Government backs London police chief over shooting probe
By Tim Castle
LONDON (Reuters) - The British government expressed
confidence on Saturday in London police chief Ian Blair, under
pressure over the police killing of a Brazilian electrician
mistaken for a would-be suicide bomber.
The family of Jean Charles de Menezes, shot eight times by
police on an underground train last month, have called on Blair
to quit after leaked investigation documents cast doubt on the
official version of events and highlighted police blunders.
But Home Secretary (interior minister) Charles Clarke said
he was satisfied with how Blair and his force had responded to
deadly suicide bomb attacks in London on July 7 and an
attempted second wave of strikes two weeks later.
"I'm very happy with the conduct not only of Sir Ian Blair
but the whole Metropolitan Police Service in relation to this
enquiry," Clarke told the BBC.
He said people should not pass judgment before the results
of an independent investigation into the shooting, which took
place the day after the failed second set of attacks.

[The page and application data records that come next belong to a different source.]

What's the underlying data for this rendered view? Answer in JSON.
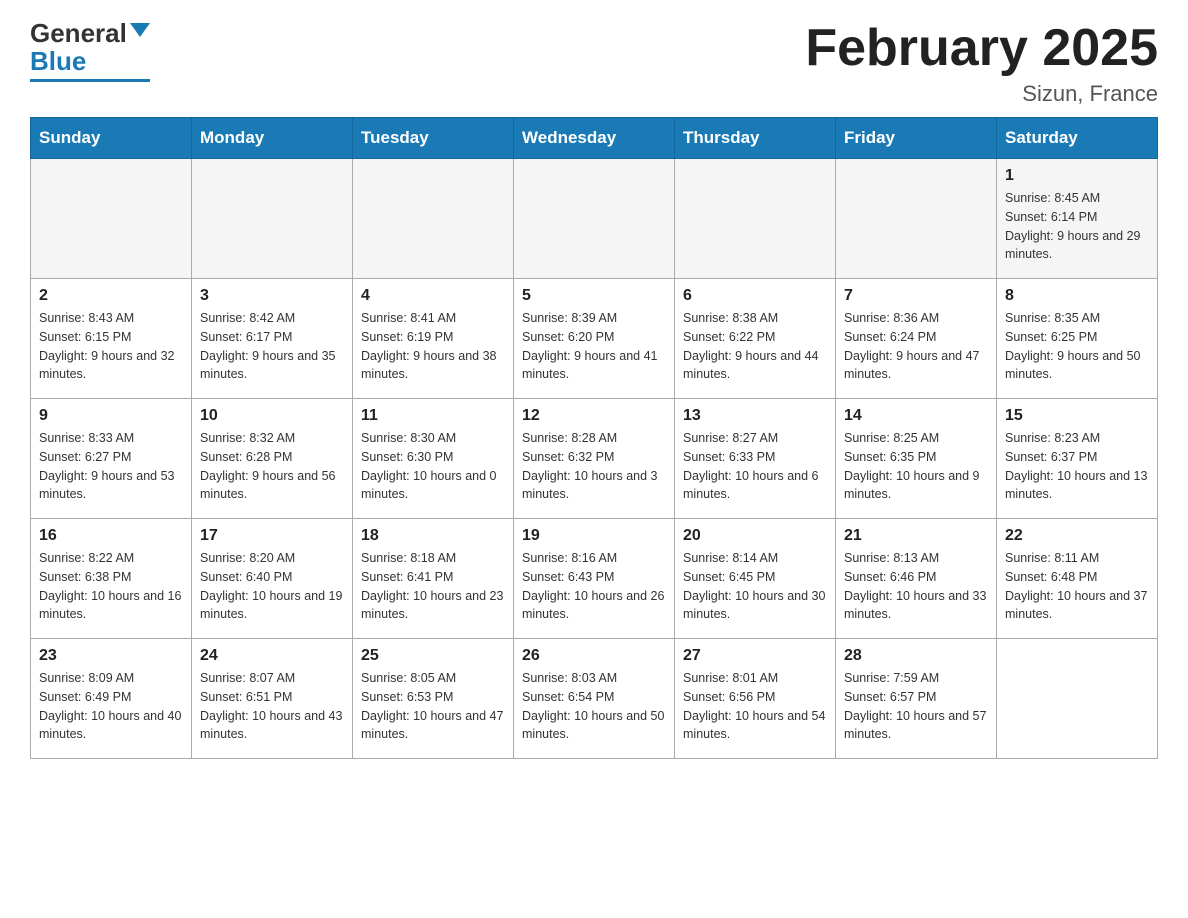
{
  "logo": {
    "general": "General",
    "blue": "Blue"
  },
  "title": "February 2025",
  "location": "Sizun, France",
  "days_of_week": [
    "Sunday",
    "Monday",
    "Tuesday",
    "Wednesday",
    "Thursday",
    "Friday",
    "Saturday"
  ],
  "weeks": [
    [
      {
        "day": "",
        "info": ""
      },
      {
        "day": "",
        "info": ""
      },
      {
        "day": "",
        "info": ""
      },
      {
        "day": "",
        "info": ""
      },
      {
        "day": "",
        "info": ""
      },
      {
        "day": "",
        "info": ""
      },
      {
        "day": "1",
        "info": "Sunrise: 8:45 AM\nSunset: 6:14 PM\nDaylight: 9 hours and 29 minutes."
      }
    ],
    [
      {
        "day": "2",
        "info": "Sunrise: 8:43 AM\nSunset: 6:15 PM\nDaylight: 9 hours and 32 minutes."
      },
      {
        "day": "3",
        "info": "Sunrise: 8:42 AM\nSunset: 6:17 PM\nDaylight: 9 hours and 35 minutes."
      },
      {
        "day": "4",
        "info": "Sunrise: 8:41 AM\nSunset: 6:19 PM\nDaylight: 9 hours and 38 minutes."
      },
      {
        "day": "5",
        "info": "Sunrise: 8:39 AM\nSunset: 6:20 PM\nDaylight: 9 hours and 41 minutes."
      },
      {
        "day": "6",
        "info": "Sunrise: 8:38 AM\nSunset: 6:22 PM\nDaylight: 9 hours and 44 minutes."
      },
      {
        "day": "7",
        "info": "Sunrise: 8:36 AM\nSunset: 6:24 PM\nDaylight: 9 hours and 47 minutes."
      },
      {
        "day": "8",
        "info": "Sunrise: 8:35 AM\nSunset: 6:25 PM\nDaylight: 9 hours and 50 minutes."
      }
    ],
    [
      {
        "day": "9",
        "info": "Sunrise: 8:33 AM\nSunset: 6:27 PM\nDaylight: 9 hours and 53 minutes."
      },
      {
        "day": "10",
        "info": "Sunrise: 8:32 AM\nSunset: 6:28 PM\nDaylight: 9 hours and 56 minutes."
      },
      {
        "day": "11",
        "info": "Sunrise: 8:30 AM\nSunset: 6:30 PM\nDaylight: 10 hours and 0 minutes."
      },
      {
        "day": "12",
        "info": "Sunrise: 8:28 AM\nSunset: 6:32 PM\nDaylight: 10 hours and 3 minutes."
      },
      {
        "day": "13",
        "info": "Sunrise: 8:27 AM\nSunset: 6:33 PM\nDaylight: 10 hours and 6 minutes."
      },
      {
        "day": "14",
        "info": "Sunrise: 8:25 AM\nSunset: 6:35 PM\nDaylight: 10 hours and 9 minutes."
      },
      {
        "day": "15",
        "info": "Sunrise: 8:23 AM\nSunset: 6:37 PM\nDaylight: 10 hours and 13 minutes."
      }
    ],
    [
      {
        "day": "16",
        "info": "Sunrise: 8:22 AM\nSunset: 6:38 PM\nDaylight: 10 hours and 16 minutes."
      },
      {
        "day": "17",
        "info": "Sunrise: 8:20 AM\nSunset: 6:40 PM\nDaylight: 10 hours and 19 minutes."
      },
      {
        "day": "18",
        "info": "Sunrise: 8:18 AM\nSunset: 6:41 PM\nDaylight: 10 hours and 23 minutes."
      },
      {
        "day": "19",
        "info": "Sunrise: 8:16 AM\nSunset: 6:43 PM\nDaylight: 10 hours and 26 minutes."
      },
      {
        "day": "20",
        "info": "Sunrise: 8:14 AM\nSunset: 6:45 PM\nDaylight: 10 hours and 30 minutes."
      },
      {
        "day": "21",
        "info": "Sunrise: 8:13 AM\nSunset: 6:46 PM\nDaylight: 10 hours and 33 minutes."
      },
      {
        "day": "22",
        "info": "Sunrise: 8:11 AM\nSunset: 6:48 PM\nDaylight: 10 hours and 37 minutes."
      }
    ],
    [
      {
        "day": "23",
        "info": "Sunrise: 8:09 AM\nSunset: 6:49 PM\nDaylight: 10 hours and 40 minutes."
      },
      {
        "day": "24",
        "info": "Sunrise: 8:07 AM\nSunset: 6:51 PM\nDaylight: 10 hours and 43 minutes."
      },
      {
        "day": "25",
        "info": "Sunrise: 8:05 AM\nSunset: 6:53 PM\nDaylight: 10 hours and 47 minutes."
      },
      {
        "day": "26",
        "info": "Sunrise: 8:03 AM\nSunset: 6:54 PM\nDaylight: 10 hours and 50 minutes."
      },
      {
        "day": "27",
        "info": "Sunrise: 8:01 AM\nSunset: 6:56 PM\nDaylight: 10 hours and 54 minutes."
      },
      {
        "day": "28",
        "info": "Sunrise: 7:59 AM\nSunset: 6:57 PM\nDaylight: 10 hours and 57 minutes."
      },
      {
        "day": "",
        "info": ""
      }
    ]
  ]
}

"There are very important issues about the death of Mr de
Menezes and what happened and how it took place which rightly
should be investigated," he said. "We have a process for doing
Earlier on Saturday, police said they had reviewed the
controversial "shoot-to-kill" policy for suicide bombers after
the killing of de Menezes but left it largely unchanged.
"We have reviewed it and we have made one or two small
changes, but the operation remains essentially the same," a
spokeswoman for the London police force said.
The spokeswoman declined to detail the changes but Blair
said officers would continue to use lethal force if necessary.
"The methods that were used appeared to be the least worst
option (for tackling suicide bombers) ... we still have the
procedure in use," he told the Daily Mail newspaper.
British police spent years studying how to deal with
suicide bombers but the issue became acute following the July 7
attacks in which four British Moslem men killed themselves and
52 other people on three underground trains and a bus.
Len Duval, chairman of the Metropolitan Police Authority
which oversees policing in London, said there was a growing
consensus for a public inquiry into the "shoot-to-kill" policy
but it was a decision for the government.
On the day of the shooting Blair said de Menezes was under
surveillance as part of a hunt for suspects from the July 21
attacks and had not responded to police challenges. The next
day police admitted they had shot an innocent man and
(Additional reporting by Andrew Gray)